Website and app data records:
***
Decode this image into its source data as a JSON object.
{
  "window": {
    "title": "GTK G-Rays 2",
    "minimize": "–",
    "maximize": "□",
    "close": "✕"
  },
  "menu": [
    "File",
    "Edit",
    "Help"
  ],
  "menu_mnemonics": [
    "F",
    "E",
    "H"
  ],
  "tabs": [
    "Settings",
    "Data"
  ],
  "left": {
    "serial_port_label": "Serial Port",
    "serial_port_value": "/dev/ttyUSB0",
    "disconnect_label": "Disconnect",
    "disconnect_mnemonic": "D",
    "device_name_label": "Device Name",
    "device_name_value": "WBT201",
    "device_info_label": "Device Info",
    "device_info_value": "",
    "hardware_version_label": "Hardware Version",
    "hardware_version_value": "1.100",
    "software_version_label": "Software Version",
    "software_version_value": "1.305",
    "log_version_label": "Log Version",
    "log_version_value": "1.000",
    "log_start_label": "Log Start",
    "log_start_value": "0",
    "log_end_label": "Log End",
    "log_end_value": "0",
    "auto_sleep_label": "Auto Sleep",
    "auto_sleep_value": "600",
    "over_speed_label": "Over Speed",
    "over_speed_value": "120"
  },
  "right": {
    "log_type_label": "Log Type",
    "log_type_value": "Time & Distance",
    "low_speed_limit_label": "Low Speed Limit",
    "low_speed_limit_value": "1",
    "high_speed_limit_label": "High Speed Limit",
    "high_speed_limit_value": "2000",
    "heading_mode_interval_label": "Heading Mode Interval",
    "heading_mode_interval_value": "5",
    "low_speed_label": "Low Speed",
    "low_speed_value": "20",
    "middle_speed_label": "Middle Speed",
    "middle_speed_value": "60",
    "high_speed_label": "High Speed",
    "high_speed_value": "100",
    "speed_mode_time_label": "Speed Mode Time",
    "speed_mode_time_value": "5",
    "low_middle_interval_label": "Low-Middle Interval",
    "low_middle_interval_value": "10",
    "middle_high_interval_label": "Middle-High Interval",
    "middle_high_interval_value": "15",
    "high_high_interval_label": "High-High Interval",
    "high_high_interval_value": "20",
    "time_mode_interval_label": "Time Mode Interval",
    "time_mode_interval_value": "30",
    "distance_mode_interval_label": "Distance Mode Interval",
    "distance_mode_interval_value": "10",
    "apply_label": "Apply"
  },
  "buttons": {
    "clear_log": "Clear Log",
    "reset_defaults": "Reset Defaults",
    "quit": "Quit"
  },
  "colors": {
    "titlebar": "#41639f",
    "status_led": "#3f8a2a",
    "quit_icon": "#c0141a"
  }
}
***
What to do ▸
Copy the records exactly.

Problem solution ▸
Decode this image into its source data as a JSON object.
{
  "window": {
    "title": "GTK G-Rays 2",
    "minimize": "–",
    "maximize": "□",
    "close": "✕"
  },
  "menu": [
    "File",
    "Edit",
    "Help"
  ],
  "menu_mnemonics": [
    "F",
    "E",
    "H"
  ],
  "tabs": [
    "Settings",
    "Data"
  ],
  "left": {
    "serial_port_label": "Serial Port",
    "serial_port_value": "/dev/ttyUSB0",
    "disconnect_label": "Disconnect",
    "disconnect_mnemonic": "D",
    "device_name_label": "Device Name",
    "device_name_value": "WBT201",
    "device_info_label": "Device Info",
    "device_info_value": "",
    "hardware_version_label": "Hardware Version",
    "hardware_version_value": "1.100",
    "software_version_label": "Software Version",
    "software_version_value": "1.305",
    "log_version_label": "Log Version",
    "log_version_value": "1.000",
    "log_start_label": "Log Start",
    "log_start_value": "0",
    "log_end_label": "Log End",
    "log_end_value": "0",
    "auto_sleep_label": "Auto Sleep",
    "auto_sleep_value": "600",
    "over_speed_label": "Over Speed",
    "over_speed_value": "120"
  },
  "right": {
    "log_type_label": "Log Type",
    "log_type_value": "Time & Distance",
    "low_speed_limit_label": "Low Speed Limit",
    "low_speed_limit_value": "1",
    "high_speed_limit_label": "High Speed Limit",
    "high_speed_limit_value": "2000",
    "heading_mode_interval_label": "Heading Mode Interval",
    "heading_mode_interval_value": "5",
    "low_speed_label": "Low Speed",
    "low_speed_value": "20",
    "middle_speed_label": "Middle Speed",
    "middle_speed_value": "60",
    "high_speed_label": "High Speed",
    "high_speed_value": "100",
    "speed_mode_time_label": "Speed Mode Time",
    "speed_mode_time_value": "5",
    "low_middle_interval_label": "Low-Middle Interval",
    "low_middle_interval_value": "10",
    "middle_high_interval_label": "Middle-High Interval",
    "middle_high_interval_value": "15",
    "high_high_interval_label": "High-High Interval",
    "high_high_interval_value": "20",
    "time_mode_interval_label": "Time Mode Interval",
    "time_mode_interval_value": "30",
    "distance_mode_interval_label": "Distance Mode Interval",
    "distance_mode_interval_value": "10",
    "apply_label": "Apply"
  },
  "buttons": {
    "clear_log": "Clear Log",
    "reset_defaults": "Reset Defaults",
    "quit": "Quit"
  },
  "colors": {
    "titlebar": "#41639f",
    "status_led": "#3f8a2a",
    "quit_icon": "#c0141a"
  }
}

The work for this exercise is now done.